_PROBLEM REQUIREMENTS_
Report how many lines in the listing below include the string "Contracts", and write nothing more.

_RECORD EXCERPTS_
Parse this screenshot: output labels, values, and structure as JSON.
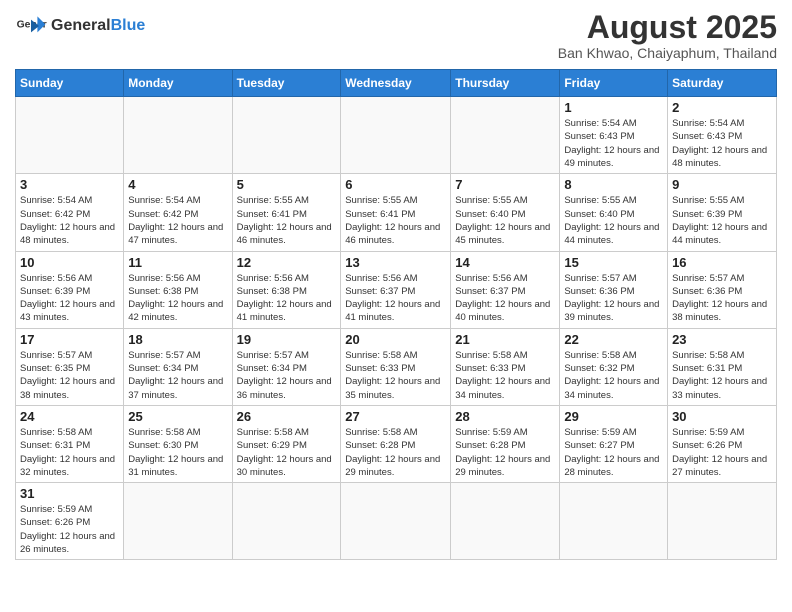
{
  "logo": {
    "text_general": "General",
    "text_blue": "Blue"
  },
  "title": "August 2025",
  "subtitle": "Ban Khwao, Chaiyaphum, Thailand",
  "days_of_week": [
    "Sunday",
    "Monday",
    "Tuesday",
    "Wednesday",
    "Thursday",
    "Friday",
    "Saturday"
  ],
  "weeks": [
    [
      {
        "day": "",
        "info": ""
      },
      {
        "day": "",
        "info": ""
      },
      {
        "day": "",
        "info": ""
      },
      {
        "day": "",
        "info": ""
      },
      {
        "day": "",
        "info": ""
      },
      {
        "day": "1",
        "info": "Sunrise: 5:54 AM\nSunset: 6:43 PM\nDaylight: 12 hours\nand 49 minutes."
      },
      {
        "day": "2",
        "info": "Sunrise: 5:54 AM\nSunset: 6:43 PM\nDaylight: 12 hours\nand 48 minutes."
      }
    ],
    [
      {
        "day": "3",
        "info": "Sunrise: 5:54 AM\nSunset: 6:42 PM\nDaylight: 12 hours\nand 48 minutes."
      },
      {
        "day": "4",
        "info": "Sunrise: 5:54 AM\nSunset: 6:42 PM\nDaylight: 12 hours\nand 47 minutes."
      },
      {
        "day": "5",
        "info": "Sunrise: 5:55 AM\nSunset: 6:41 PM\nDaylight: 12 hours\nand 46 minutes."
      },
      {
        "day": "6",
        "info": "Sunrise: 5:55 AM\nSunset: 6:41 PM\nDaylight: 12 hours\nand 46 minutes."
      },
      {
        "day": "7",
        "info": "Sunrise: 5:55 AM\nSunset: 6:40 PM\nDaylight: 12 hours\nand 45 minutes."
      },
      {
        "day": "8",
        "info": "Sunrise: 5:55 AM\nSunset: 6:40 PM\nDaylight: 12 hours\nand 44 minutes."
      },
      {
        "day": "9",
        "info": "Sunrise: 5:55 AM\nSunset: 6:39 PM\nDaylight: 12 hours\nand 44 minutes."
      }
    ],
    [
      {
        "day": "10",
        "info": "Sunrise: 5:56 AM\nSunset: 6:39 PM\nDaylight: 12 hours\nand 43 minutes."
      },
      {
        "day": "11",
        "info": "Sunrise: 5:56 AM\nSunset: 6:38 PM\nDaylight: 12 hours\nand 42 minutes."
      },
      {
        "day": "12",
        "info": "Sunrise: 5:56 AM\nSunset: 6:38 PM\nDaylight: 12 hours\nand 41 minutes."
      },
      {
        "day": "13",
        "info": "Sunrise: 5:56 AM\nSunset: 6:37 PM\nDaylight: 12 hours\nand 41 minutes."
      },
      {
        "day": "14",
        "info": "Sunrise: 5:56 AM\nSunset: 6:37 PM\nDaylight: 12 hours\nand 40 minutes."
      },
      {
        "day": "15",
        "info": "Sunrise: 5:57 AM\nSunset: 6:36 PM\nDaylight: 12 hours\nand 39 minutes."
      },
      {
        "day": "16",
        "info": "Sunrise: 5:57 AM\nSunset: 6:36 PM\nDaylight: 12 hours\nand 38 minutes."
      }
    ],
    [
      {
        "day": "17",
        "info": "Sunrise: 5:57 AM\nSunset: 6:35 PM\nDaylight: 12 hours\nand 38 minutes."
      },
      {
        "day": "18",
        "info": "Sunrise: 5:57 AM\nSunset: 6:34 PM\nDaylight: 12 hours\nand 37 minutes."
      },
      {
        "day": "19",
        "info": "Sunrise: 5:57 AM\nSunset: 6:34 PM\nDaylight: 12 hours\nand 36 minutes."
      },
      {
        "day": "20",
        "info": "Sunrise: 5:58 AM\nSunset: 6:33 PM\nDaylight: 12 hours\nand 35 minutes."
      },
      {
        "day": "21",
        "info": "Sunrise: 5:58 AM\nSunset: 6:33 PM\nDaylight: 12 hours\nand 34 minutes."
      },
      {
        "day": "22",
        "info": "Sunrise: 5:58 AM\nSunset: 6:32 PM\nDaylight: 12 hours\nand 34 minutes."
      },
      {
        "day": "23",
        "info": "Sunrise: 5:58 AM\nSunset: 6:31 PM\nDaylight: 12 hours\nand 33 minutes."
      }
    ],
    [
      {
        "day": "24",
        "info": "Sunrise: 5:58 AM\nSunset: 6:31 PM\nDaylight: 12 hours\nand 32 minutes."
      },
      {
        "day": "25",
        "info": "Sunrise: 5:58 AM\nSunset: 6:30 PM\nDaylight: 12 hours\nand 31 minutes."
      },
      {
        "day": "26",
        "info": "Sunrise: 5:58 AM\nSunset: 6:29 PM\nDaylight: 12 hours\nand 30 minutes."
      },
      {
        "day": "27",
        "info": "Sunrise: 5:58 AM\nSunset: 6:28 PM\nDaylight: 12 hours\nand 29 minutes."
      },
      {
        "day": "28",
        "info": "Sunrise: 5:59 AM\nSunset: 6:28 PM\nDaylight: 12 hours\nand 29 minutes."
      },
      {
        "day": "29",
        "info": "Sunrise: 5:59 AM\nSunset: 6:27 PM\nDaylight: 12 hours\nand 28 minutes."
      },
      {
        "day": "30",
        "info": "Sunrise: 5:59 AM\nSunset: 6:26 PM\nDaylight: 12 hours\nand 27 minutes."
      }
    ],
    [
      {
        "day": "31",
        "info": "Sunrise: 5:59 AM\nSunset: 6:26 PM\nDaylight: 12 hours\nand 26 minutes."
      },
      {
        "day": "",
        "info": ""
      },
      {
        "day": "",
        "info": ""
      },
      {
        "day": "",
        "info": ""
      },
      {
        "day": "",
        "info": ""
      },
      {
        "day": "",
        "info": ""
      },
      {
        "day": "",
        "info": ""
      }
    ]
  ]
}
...
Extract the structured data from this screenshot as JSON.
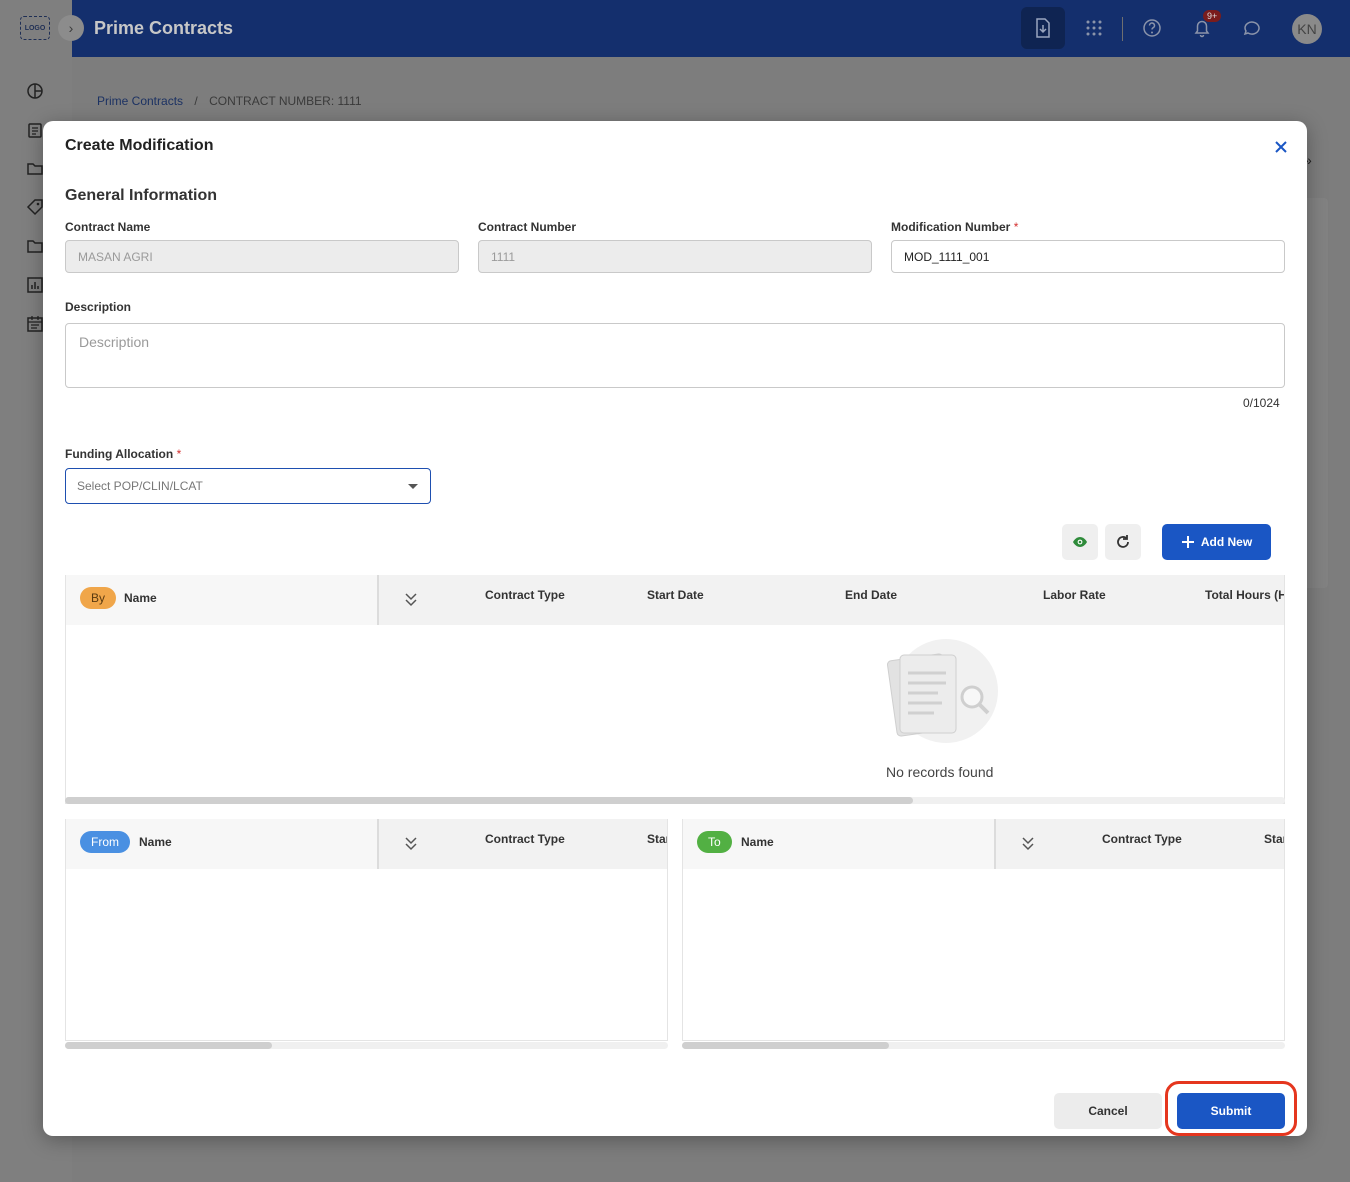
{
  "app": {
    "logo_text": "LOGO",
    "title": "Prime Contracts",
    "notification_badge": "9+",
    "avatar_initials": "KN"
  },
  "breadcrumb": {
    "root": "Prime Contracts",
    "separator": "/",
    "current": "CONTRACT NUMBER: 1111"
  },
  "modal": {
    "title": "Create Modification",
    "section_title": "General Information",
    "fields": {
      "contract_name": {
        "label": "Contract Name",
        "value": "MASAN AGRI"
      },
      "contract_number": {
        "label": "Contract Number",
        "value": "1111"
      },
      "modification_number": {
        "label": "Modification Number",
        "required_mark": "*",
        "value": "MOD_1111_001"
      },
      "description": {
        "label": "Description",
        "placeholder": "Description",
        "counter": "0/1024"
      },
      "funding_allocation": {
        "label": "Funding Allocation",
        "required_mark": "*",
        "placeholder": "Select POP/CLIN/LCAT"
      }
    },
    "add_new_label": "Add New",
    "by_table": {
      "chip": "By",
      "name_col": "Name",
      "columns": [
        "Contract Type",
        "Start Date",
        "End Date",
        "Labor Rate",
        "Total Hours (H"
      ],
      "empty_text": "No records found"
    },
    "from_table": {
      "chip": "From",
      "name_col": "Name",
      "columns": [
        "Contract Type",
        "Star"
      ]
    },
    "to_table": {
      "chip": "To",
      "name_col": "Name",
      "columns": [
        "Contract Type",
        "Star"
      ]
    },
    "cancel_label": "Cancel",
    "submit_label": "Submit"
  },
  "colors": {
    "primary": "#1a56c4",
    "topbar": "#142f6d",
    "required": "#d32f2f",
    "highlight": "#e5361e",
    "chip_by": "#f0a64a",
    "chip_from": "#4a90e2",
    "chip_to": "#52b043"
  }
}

_EXERCISE SOLUTION_
2